Not even a week later, when my post-operative pain took on a different characteristic that raised concern, my husband took a “shot in the dark” and called your cell phone that morning for guidance.  The most amazing thing happened – you answered!  “I’m getting ready to go into surgery, but what’s going on?” I could hear over the speaker.  Thank you, Dr. Hey, for your unprecedented level of care to all of your patients.
So here I am, wanting to let you know how thankful my family and I are to have found you.  And most importantly, I needed to put these thoughts into words to offer to you –
My daily 45-minute walk this afternoon was nothing short of a catharsis for me – one that had significant and profound meanings in multiple ways.  You see, looking back at the series of events that led me to you, I see God’s work.  But not only that, but something very amazing has also happened – this six-week period of quiet mornings and cozy afternoons has given me pause to refocus on the things that are truly important in life.  Yes, the recovery period definitely has had its share of muscle spasms, pain, sleepless nights, and medication fog, but it also offered the absence of work’s hustle-bustle, the excruciating commute, and daily missed lunch breaks.  It offered time to cuddle up with an inspirational book, time to have heart-to-heart chats with my husband (something we had missed for too long), and time to just simply be thankful that everything happens for a reason.  And you, happened, for more than one reason, Dr. Hey.
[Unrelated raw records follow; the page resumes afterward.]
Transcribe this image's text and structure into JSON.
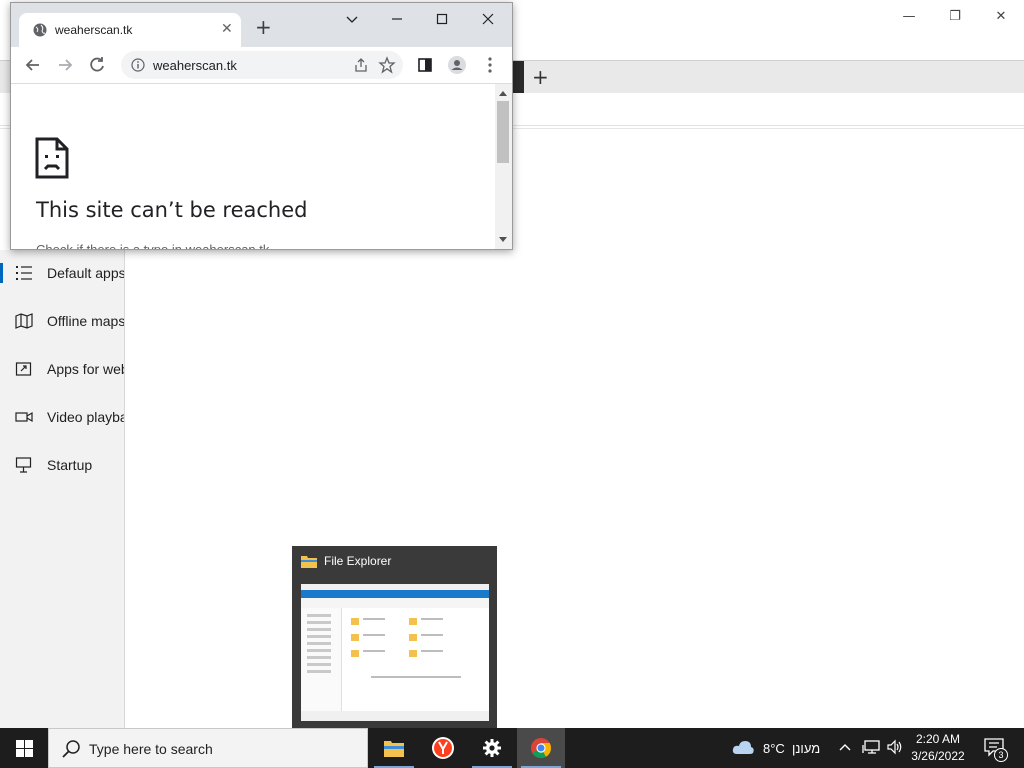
{
  "chrome": {
    "tab_title": "weaherscan.tk",
    "url": "weaherscan.tk",
    "error_title": "This site can’t be reached",
    "error_sub": "Check if there is a typo in weaherscan.tk."
  },
  "settings_nav": {
    "items": [
      {
        "label": "Default apps",
        "icon": "default-apps-icon",
        "selected": true
      },
      {
        "label": "Offline maps",
        "icon": "map-icon"
      },
      {
        "label": "Apps for websites",
        "icon": "link-window-icon"
      },
      {
        "label": "Video playback",
        "icon": "video-icon"
      },
      {
        "label": "Startup",
        "icon": "startup-icon"
      }
    ]
  },
  "thumbnail": {
    "title": "File Explorer"
  },
  "taskbar": {
    "search_placeholder": "Type here to search",
    "weather_temp": "8°C",
    "weather_desc": "מעונן",
    "time": "2:20 AM",
    "date": "3/26/2022",
    "notification_count": "3"
  },
  "colors": {
    "accent": "#0067c0",
    "taskbar": "#1d1d1d",
    "chrome_frame": "#dee1e6"
  }
}
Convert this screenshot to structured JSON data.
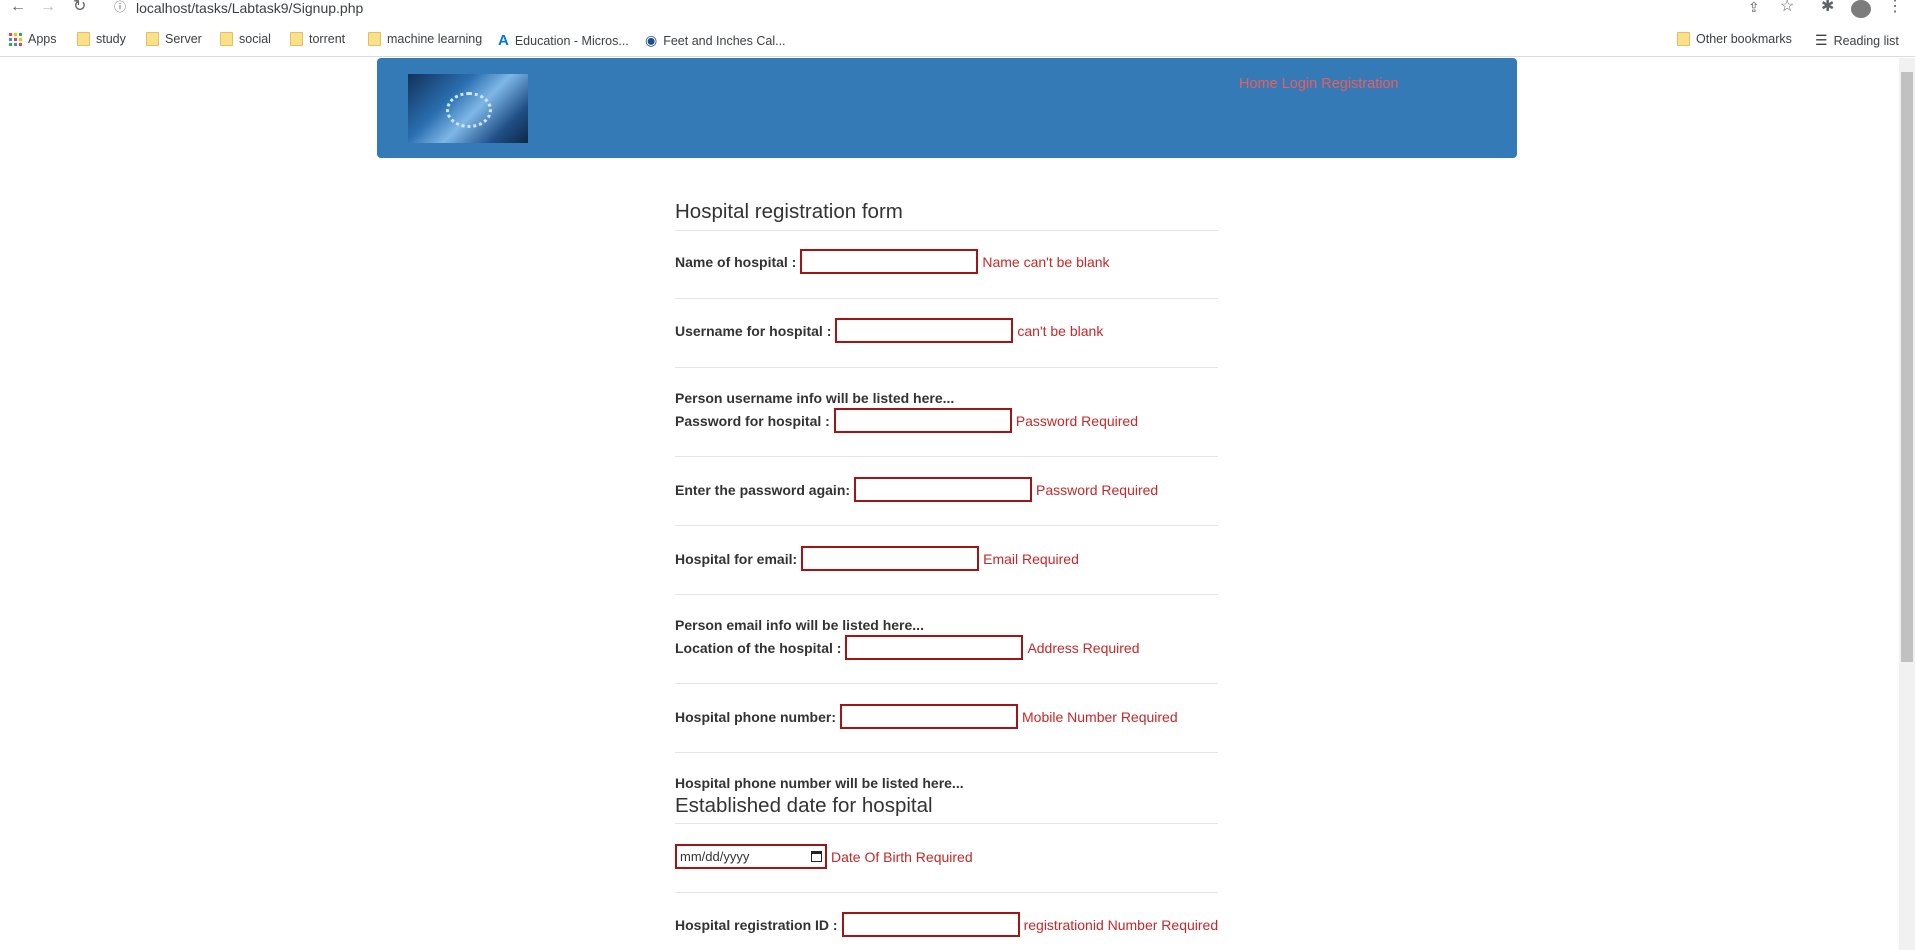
{
  "browser": {
    "url": "localhost/tasks/Labtask9/Signup.php",
    "bookmarks": [
      "Apps",
      "study",
      "Server",
      "social",
      "torrent",
      "machine learning",
      "Education - Micros...",
      "Feet and Inches Cal..."
    ],
    "other_bookmarks": "Other bookmarks",
    "reading_list": "Reading list"
  },
  "header": {
    "nav": [
      "Home",
      "Login",
      "Registration"
    ]
  },
  "form": {
    "title": "Hospital registration form",
    "fields": {
      "name": {
        "label": "Name of hospital :",
        "error": "Name can't be blank"
      },
      "username": {
        "label": "Username for hospital :",
        "error": "can't be blank",
        "info": "Person username info will be listed here..."
      },
      "password": {
        "label": "Password for hospital :",
        "error": "Password Required"
      },
      "password2": {
        "label": "Enter the password again:",
        "error": "Password Required"
      },
      "email": {
        "label": "Hospital for email:",
        "error": "Email Required",
        "info": "Person email info will be listed here..."
      },
      "location": {
        "label": "Location of the hospital :",
        "error": "Address Required"
      },
      "phone": {
        "label": "Hospital phone number:",
        "error": "Mobile Number Required",
        "info": "Hospital phone number will be listed here..."
      },
      "date": {
        "placeholder": "mm/dd/yyyy",
        "error": "Date Of Birth Required"
      },
      "regid": {
        "label": "Hospital registration ID :",
        "error": "registrationid Number Required"
      }
    },
    "established_title": "Established date for hospital"
  },
  "colors": {
    "header_bg": "#337ab7",
    "nav_link": "#f05c5c",
    "error": "#c62828",
    "input_border": "#a31515"
  }
}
I knew that this surgery would realign my spine.  I knew that this surgery would give me more stamina to romp with my daughter in the fall leaves.  I knew that this surgery would allow me to stand for more 15 minutes at a time without having back or leg pain.  I knew that this surgery would virtually eliminate the growing ugly rib hump in my back that embarrassed me so. 
But there are also the things that I didn’t know this surgery would do for me – that have changed my life in their own momentous ways.
God bless you, your family, and your staff, Dr. Hey.  Thank you for being what I needed.  In so many ways.